I pitched him the sequence of Carl leafing through the pages of the adventure book. All the poses of his face and his eyes are the only way to say what he is thinking. Same with my dad — I tracked his eyes. His eyes told me he liked it. I used that wordless sequence to feature my father as the inspiration to tell Carl’s story where he remembers a life through pictures.

Ronnie del Carmen
Del Carmen makes a story pitch on Pixar’s “Up” (photo by Deborah Coleman / Pixar)

By Inside Out, del Carmen had been promoted to co-director. His fellow director was Pete Docter, whose daughter was entering adolescence at the time; the changes in her personality were on his mind. Del Carmen had been through the same experience with his children. This phase of parenthood came to inform the story’s portrayal of the emotions inside young Riley’s mind:
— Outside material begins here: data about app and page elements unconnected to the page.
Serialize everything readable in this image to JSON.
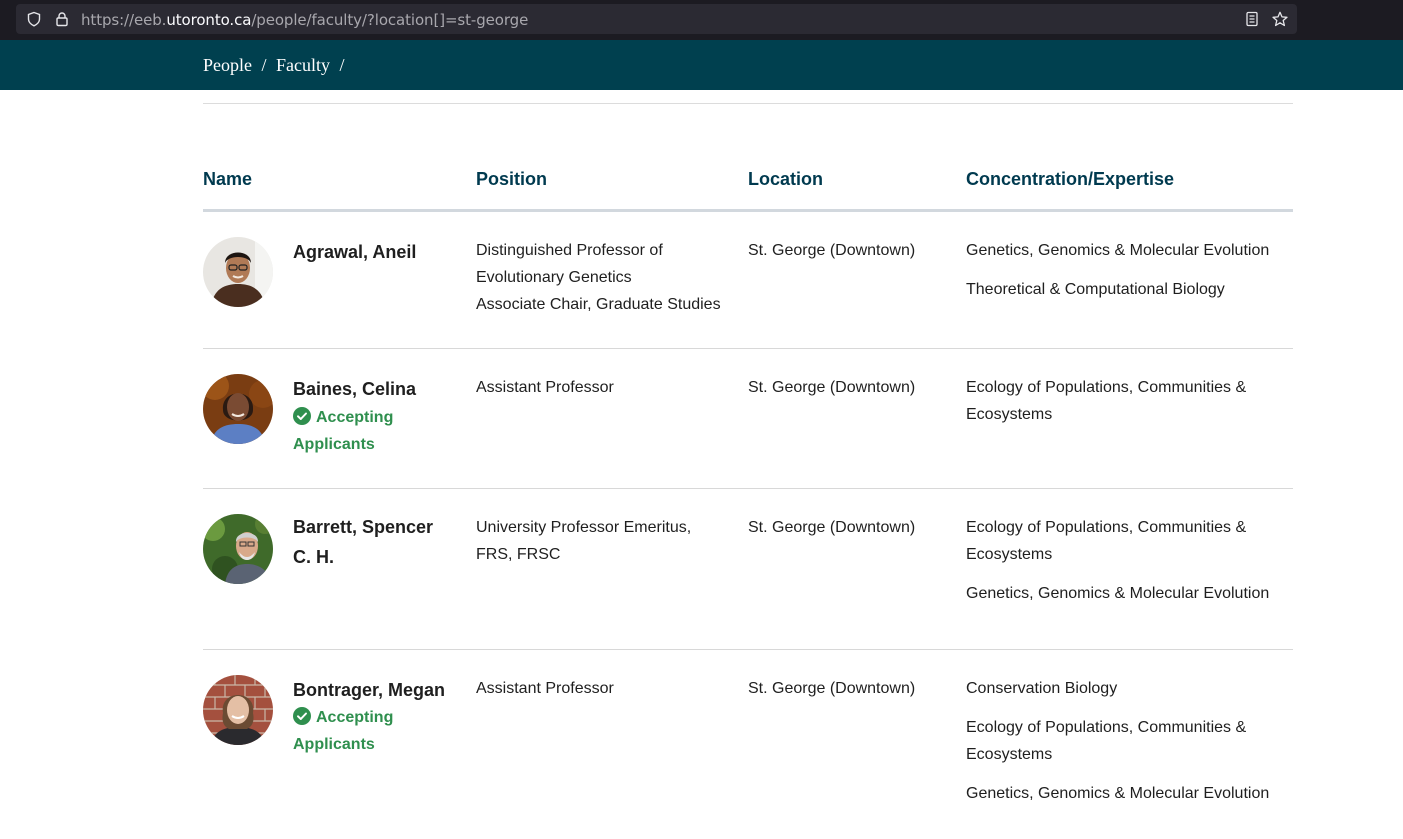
{
  "browser": {
    "url_prefix": "https://eeb.",
    "url_domain": "utoronto.ca",
    "url_suffix": "/people/faculty/?location[]=st-george"
  },
  "breadcrumb": {
    "items": [
      "People",
      "/",
      "Faculty",
      "/"
    ]
  },
  "table": {
    "headers": {
      "name": "Name",
      "position": "Position",
      "location": "Location",
      "concentration": "Concentration/Expertise"
    },
    "rows": [
      {
        "name": "Agrawal, Aneil",
        "accepting": "",
        "position": [
          "Distinguished Professor of",
          "Evolutionary Genetics",
          "Associate Chair, Graduate Studies"
        ],
        "location": "St. George (Downtown)",
        "concentration": [
          "Genetics, Genomics & Molecular Evolution",
          "Theoretical & Computational Biology"
        ]
      },
      {
        "name": "Baines, Celina",
        "accepting": "Accepting Applicants",
        "position": [
          "Assistant Professor"
        ],
        "location": "St. George (Downtown)",
        "concentration": [
          "Ecology of Populations, Communities & Ecosystems"
        ]
      },
      {
        "name": "Barrett, Spencer C. H.",
        "accepting": "",
        "position": [
          "University Professor Emeritus, FRS, FRSC"
        ],
        "location": "St. George (Downtown)",
        "concentration": [
          "Ecology of Populations, Communities & Ecosystems",
          "Genetics, Genomics & Molecular Evolution"
        ]
      },
      {
        "name": "Bontrager, Megan",
        "accepting": "Accepting Applicants",
        "position": [
          "Assistant Professor"
        ],
        "location": "St. George (Downtown)",
        "concentration": [
          "Conservation Biology",
          "Ecology of Populations, Communities & Ecosystems",
          "Genetics, Genomics & Molecular Evolution"
        ]
      }
    ]
  },
  "icons": {
    "shield": "shield-icon",
    "lock": "lock-icon",
    "reader": "reader-view-icon",
    "star": "bookmark-star-icon",
    "check": "check-circle-icon"
  },
  "colors": {
    "header_bg": "#00404f",
    "heading_text": "#003a4f",
    "accepting": "#2f8f4e"
  }
}
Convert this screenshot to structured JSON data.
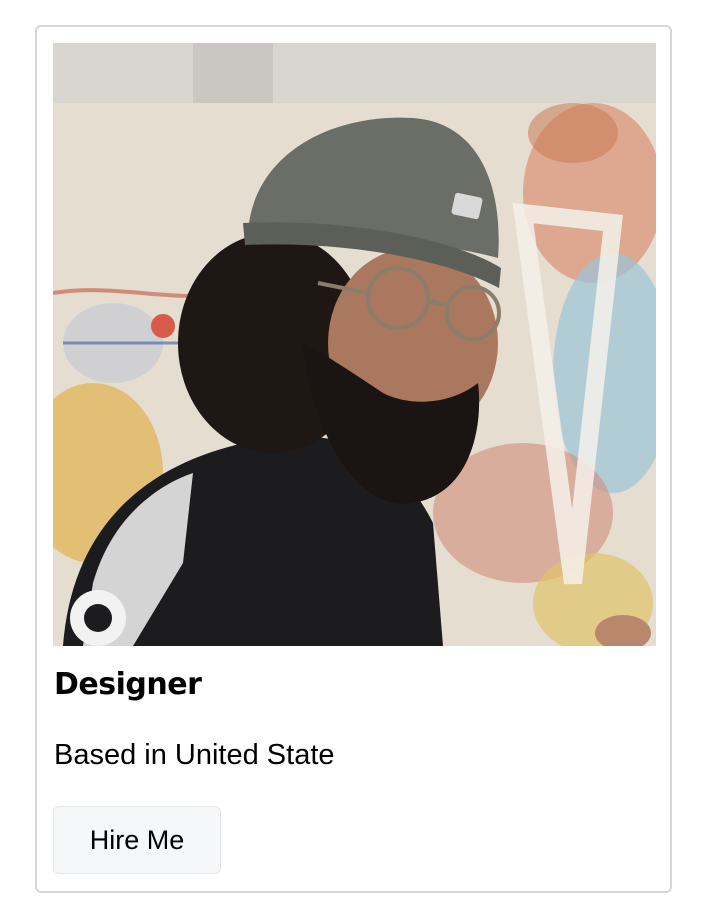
{
  "card": {
    "image_alt": "Portrait of a bearded man wearing a grey knit beanie and round glasses in front of a paint-splattered wall",
    "title": "Designer",
    "subtitle": "Based in United State",
    "button_label": "Hire Me"
  },
  "colors": {
    "card_border": "#d6d6d6",
    "button_background": "#f6f7f9",
    "text": "#000000"
  }
}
I had told Pete that since we chose the center of the movie to be Joy, that meant she must be just like him: a parent. One who loves unconditionally and infinitely. I went through it and did not love it, and now it appeared Pete was about to start it. He tackled the movie in the spirit of discovering his place in this uncertain phase — of telling his story as Joy, the invisible parent — and letting the world see his struggle.

Of course, we didn’t get all of that right off. We started with a hunch that Joy’s main relationship would be with Sadness. I boarded that moment early. But we got scared out of it — it was too early. After a few more screenings and reels where we pitted Joy against Fear, we realized we had to start over. And then we faced what we had before: it had to be about Sadness and Joy.

The parent role in all this is about the lament of losing your little girl when she grows up. She changes and will never come back, not in the same way. She does not return to that idyllic time when we were the center of our children’s life. We did it to our parents. Now it’s our turn. That is the heart of Joy’s story.

Inside Out

As he moves to Netflix, del Carmen is confident his own story will remain integral to the ones he tells.

This is what we are doomed to be: to have what we are going through in life show up in what we make. No matter what we’re making. It can feature toys come to life, invisible guardians in our heads, or what have you — but at the heart of it is the story that we are living through. Our lives are in our movies. If you’re any good at this, then this will be your curse.

I grew up somewhere else. My story starts in a group of islands, in a region that I’ve now traveled back to many times over. Each time I wish I could stay and relearn what I missed. Now I feel the pull of figuring out the beginning. The parts that I use to make movies began there. So on this new journey I go where these stories will thrive. I carried these tales to Netflix, and when they heard my story they asked me to tell it here. So this is where I’m growing and nurturing these stories that have never been told, in an arena they deserve to belong to.

At Netflix I’m inspired by all the creators and storytellers who come from all over the globe, telling tales that are windows into their own worlds which I’m so thrilled to discover. I’m hopeful about seeing how all these stories will help fuel change and bring us all a little closer to understanding each other. That’s my next threshold. I’m where I need to be.

Del Carmen’s comments have been edited for brevity. Photo at top by Deborah Coleman.

Alex Dudok de Wit

Alex Dudok de Wit is Deputy Editor of Cartoon Brew.